Physical therapy, or PT, is essential to fully recovering from surgery to treat or correct problems with the hip, knee, shoulder, hand, wrist, neck, spine, ankle or foot.
Carmel, NY (PRWEB) August 08, 2013
Undergoing orthopaedic surgery may be just one of the steps toward healing from injury, trauma or chronic pain. But seldom is surgery the last step: That’s when a patient’s work is often just beginning. Physical therapy, or PT, is essential to fully recovering from surgery to treat or correct problems with the hip, knee, shoulder, hand, wrist, neck, spine, ankle or foot, according to Frank Zalesny, DPT, staff physical therapist at Somers Orthopaedic Surgery & Sports Medicine Group, PLLC.
“Surgery alone is usually not enough to help a patient regain motion and do all the things they did beforehand,” explains Zalesny. “Physical therapy is often the most important factor in recovering their health, and one step that shouldn’t be skipped if they expect to go back to their normal activities. Additionally, PT can prevent some of the complications linked to bed rest after surgery, including bedsores and blood clots.”
Research backs up not only the importance of aggressive PT, but also of strong motivation on the part of patients to push through to achieve the best results. In a 2012 study on patients who underwent joint replacement surgery on their hip or knee – highly common surgeries nationwide – those who began physical therapy on the day of their operation averaged shorter hospital stays. Meanwhile, 2010 research suggests that patients who were more committed to physical therapy after hip resurfacing, another prevalent procedure, returned to higher levels of function and were more satisfied after surgery.
“Even before surgery, you’ll be told what to expect after the procedure and may be tested to measure your strength and range of motion as a baseline,” says Zalesny. “This will help develop goals for physical therapy after the operation.”
What does therapy include?
PT is typically broken down into separate phases that, over time, help you return to your previous activity level. Depending on the type of operation performed, your surgical area may be kept immobile just after surgery to allow swelling and post-operative pain to subside. From there, exercises gradually pick up intensity and frequency. Typical elements of PT include:
- Exercises to strengthen muscles and increase flexibility
- Posture, balance and coordination training
- Gait analysis and training
- Pain reduction strategies
- Cold & hot therapy
- Electrical stimulation
- Instruction on exercises that can be done at home
6 reasons PT works
Regaining your functional mobility is the main goal of physical therapy. But how does that happen? According to Zalesny, here are the main ways PT helps patients fully heal:
- Restores strength, flexibility and mobility
- Alleviates pain without medication
- Improves circulation
- Breaks up scar tissue
- Boosts stamina
- Protects the integrity of the surgical repair
Tempted to skip physical therapy?

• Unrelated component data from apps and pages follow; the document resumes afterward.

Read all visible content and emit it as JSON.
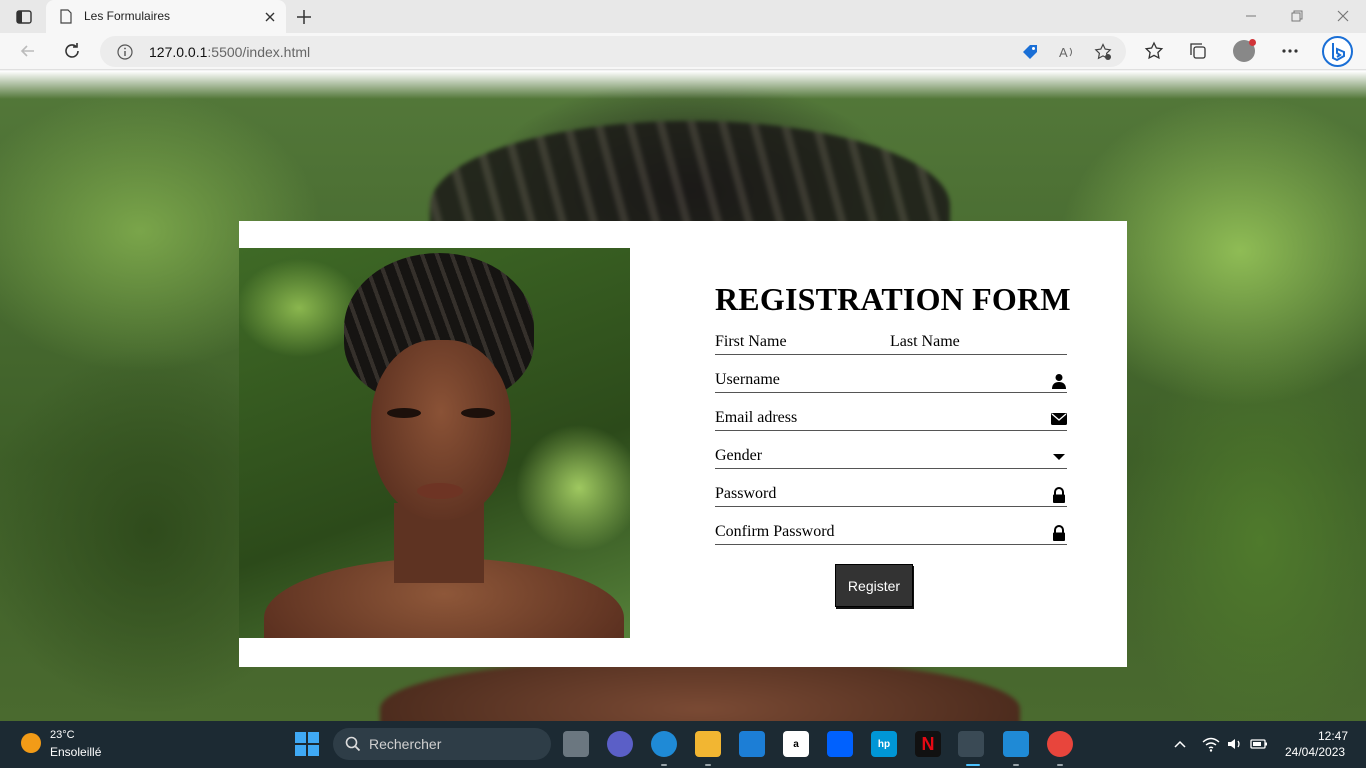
{
  "browser": {
    "tab_title": "Les Formulaires",
    "url_host": "127.0.0.1",
    "url_path": ":5500/index.html"
  },
  "page": {
    "form_title": "REGISTRATION FORM",
    "fields": {
      "first_name": "First Name",
      "last_name": "Last Name",
      "username": "Username",
      "email": "Email adress",
      "gender": "Gender",
      "password": "Password",
      "confirm_password": "Confirm Password"
    },
    "register_label": "Register"
  },
  "taskbar": {
    "weather_temp": "23°C",
    "weather_desc": "Ensoleillé",
    "search_placeholder": "Rechercher",
    "time": "12:47",
    "date": "24/04/2023",
    "apps": [
      "file-explorer",
      "teams",
      "edge",
      "folder",
      "mail",
      "amazon",
      "dropbox",
      "myhp",
      "netflix",
      "snipping-tool",
      "vscode",
      "chrome"
    ]
  },
  "colors": {
    "accent_blue": "#1a6fd6",
    "button_bg": "#333333",
    "taskbar_bg": "#1c2a33"
  }
}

There are big and small ways to do it, from not going as often as recommended to ending sessions early. Here’s what you gain from PT and why skipping it can slow down your recovery:
- Physical therapists don’t just help you exercise, they educate you on what exercises work best for you and why. Don’t deprive yourself of this critical information.
- It’s easier to re-injure yourself if you don’t improve as much as possible in strength and flexibility. Don’t risk another injury.
- Carefully targeted exercises, done over many sessions, usually lead to diminished pain. Quitting before the job is done leaves open the possibility that pain will return and/or worsen.
“Comprehensive physical therapy after an orthopaedic surgery improves the overall outcome for the patient,” Zalesny says. “The success of recovering from any surgery will be maximized by a patient’s willingness to work hard, and returning to a full life after orthopaedic surgery depends on how much time and effort patients put into PT.” All the physical therapists at Somers Orthopaedics have special expertise in orthopaedic conditions and treatment plans. Somers Orthopaedics has 4 onsite physical therapy locations, Carmel, Newburgh, Mt. Kisco and Hopewell Junction.
[Somers Orthopaedic Surgery &Sports Medicine Group, PLLC, founded in 1988, is one of the most comprehensive and specialized practices in the region. http://www.somersortho.com
Frank Zalesny, DPT, is a physical therapist with Somers Orthopaedic Surgery & Sports Medicine Group.